“All reports were good,” said Brewers manager Ken Macha. “[Pitching coach] Rick [Peterson] was very pleased. I asked [bullpen catcher] Marcus [Hanel], who caught him, and he said he had some late life, he had pretty good velocity, free and easy. A lot of positive things.”

Macha said he planned to announce what the next step would be for the veteran right-hander after an upcoming bullpen session.

“We’ll wait until after Thursday,” Macha said, “and then I’ll do that update.”

Coffey working out arm angle issues

MILWAUKEE — Another reliever appears to be having arm angle issues for the Brewers.

Todd Coffey has struggled in his three appearances since returning from the disabled list on June 20. The right-hander has relinquished four runs — two earned — in one total inning of work. According to manager Ken Macha, the angle of his pitches is the issue.

“Flat. Everything’s flat in the zone,” Macha said. “Guys that he normally gets out — I think [Hunter] Pence was 2-for-11 off him and [Pedro] Feliz was 1-for-11 off him — they whacked him pretty good.”

While Coffey’s arm angle may be the cause of the flatness of his pitches, Macha said something else is causing him to have those issues.

The Brewers’ hope now is that Coffey will do what needs to be done to fix it. On Tuesday, the first step was early work for Coffey in the bullpen.

“He pulls off the ball, his front side opens early and his arm drops down,” Macha said. “He went into ruts like that last year at times, and he got it straightened out.”

Riske unconcerned with rare rough inning

MILWAUKEE — He was bound to give up a run eventually.

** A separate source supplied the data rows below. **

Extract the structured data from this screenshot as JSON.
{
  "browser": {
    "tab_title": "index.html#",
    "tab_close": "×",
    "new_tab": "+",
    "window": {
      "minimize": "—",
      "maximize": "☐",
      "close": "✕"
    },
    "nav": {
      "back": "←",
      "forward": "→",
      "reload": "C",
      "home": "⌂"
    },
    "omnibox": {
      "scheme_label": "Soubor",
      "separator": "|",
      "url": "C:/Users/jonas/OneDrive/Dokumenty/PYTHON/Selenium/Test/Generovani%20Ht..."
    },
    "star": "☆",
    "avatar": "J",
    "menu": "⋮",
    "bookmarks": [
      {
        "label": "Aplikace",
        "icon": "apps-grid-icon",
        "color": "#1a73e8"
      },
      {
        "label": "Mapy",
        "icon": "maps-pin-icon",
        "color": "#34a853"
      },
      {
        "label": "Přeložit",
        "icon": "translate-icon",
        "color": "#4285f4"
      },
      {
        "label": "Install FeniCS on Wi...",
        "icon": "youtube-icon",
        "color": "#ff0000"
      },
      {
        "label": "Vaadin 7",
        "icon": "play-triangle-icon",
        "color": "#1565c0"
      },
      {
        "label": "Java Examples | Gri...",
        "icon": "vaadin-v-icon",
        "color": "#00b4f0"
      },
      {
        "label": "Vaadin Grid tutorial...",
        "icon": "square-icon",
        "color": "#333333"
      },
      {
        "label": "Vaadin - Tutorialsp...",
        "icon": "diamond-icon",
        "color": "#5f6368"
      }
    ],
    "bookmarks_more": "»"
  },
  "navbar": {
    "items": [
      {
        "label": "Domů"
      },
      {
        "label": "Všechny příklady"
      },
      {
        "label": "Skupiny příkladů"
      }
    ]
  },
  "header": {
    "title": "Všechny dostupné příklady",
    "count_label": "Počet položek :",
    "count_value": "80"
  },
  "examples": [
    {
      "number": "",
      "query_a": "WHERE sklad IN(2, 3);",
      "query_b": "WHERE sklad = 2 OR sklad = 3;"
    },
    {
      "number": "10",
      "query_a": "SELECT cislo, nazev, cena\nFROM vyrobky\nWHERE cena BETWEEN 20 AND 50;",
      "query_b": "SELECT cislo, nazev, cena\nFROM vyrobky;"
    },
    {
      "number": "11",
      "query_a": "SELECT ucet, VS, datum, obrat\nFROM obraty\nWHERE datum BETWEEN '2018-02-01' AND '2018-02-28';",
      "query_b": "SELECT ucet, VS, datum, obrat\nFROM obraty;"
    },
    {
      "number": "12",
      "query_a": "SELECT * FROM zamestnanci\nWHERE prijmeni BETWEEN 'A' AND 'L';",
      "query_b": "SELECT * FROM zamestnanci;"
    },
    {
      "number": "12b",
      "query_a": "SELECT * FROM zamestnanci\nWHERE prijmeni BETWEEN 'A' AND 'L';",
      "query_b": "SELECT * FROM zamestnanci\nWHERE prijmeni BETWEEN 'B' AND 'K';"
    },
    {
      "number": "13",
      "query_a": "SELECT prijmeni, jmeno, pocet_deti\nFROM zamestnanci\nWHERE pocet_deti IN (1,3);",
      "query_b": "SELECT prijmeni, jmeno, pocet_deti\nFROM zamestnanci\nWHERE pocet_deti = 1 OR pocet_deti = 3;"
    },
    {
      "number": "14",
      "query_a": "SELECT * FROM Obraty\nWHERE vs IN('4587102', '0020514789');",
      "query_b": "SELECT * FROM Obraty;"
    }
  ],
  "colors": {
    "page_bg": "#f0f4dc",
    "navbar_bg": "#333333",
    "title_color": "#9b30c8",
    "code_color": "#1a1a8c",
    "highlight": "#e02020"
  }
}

But the issue was not that Milwaukee reliever David Riske let Houston touch the scoreboard on Monday. The noticeable difference in his effectiveness was the cause for concern for some.

“Those hitters get paid, too, just like I do. It happens,” said Riske, who was not troubled by his outing. “You can’t be perfect every time.”

Riske, who had not allowed run in his first six appearances since coming off the disabled list June 8, surrendered two runs on two hits and a walk in one inning against the Astros.

According to Riske, his delivery may have been too fast, which caused his arm to drag a bit. He added that he wasn’t throwing as many strikes as he usually does. Manager Ken Macha said he thought Riske left some pitches up with a lack of movement.

“His split and changeup have been very good,” Macha said. “But when they were belt-high, they would up hitting them.”

Riske said he did not go back and watch his inning — and he does not plan to do so.

Instead, he just plans to move forward and try to get better results next time.

“I was just a little off, I had an off night,” Riske said. “I’m not worried about it. Not at all.”

Brewers add Jeffress to 40-man roster

MILWAUKEE — With an open spot available, the Brewers added right-handed reliever Jeremy Jeffress to the 40-man roster on Tuesday, optioning him to Class A Wisconsin.

Milwaukee designated Chris Smith for assignment when reliever Todd Coffey was activated from the disabled list, opening a spot on the 40-man roster. Smith eventually accepted an outright assignment to Triple-A Nashville, but the open spot remained.

Jeffress, 22, was a first-round selection by the Brewers in the 2006 First-Year Player Draft. His time with the club has been marred by separate 50- and 100-game suspensions for testing positive for “a drug of abuse.”

Since signing with the club in 2006, Jeffress has played for the Double-A Huntsville Stars, Class A Advanced Brevard County Manatees and the Class A Wisconsin Timber Rattlers.

Jordan Schelling is an associate reporter for MLB.com. This story was not subject to the approval of Major League Baseball or its clubs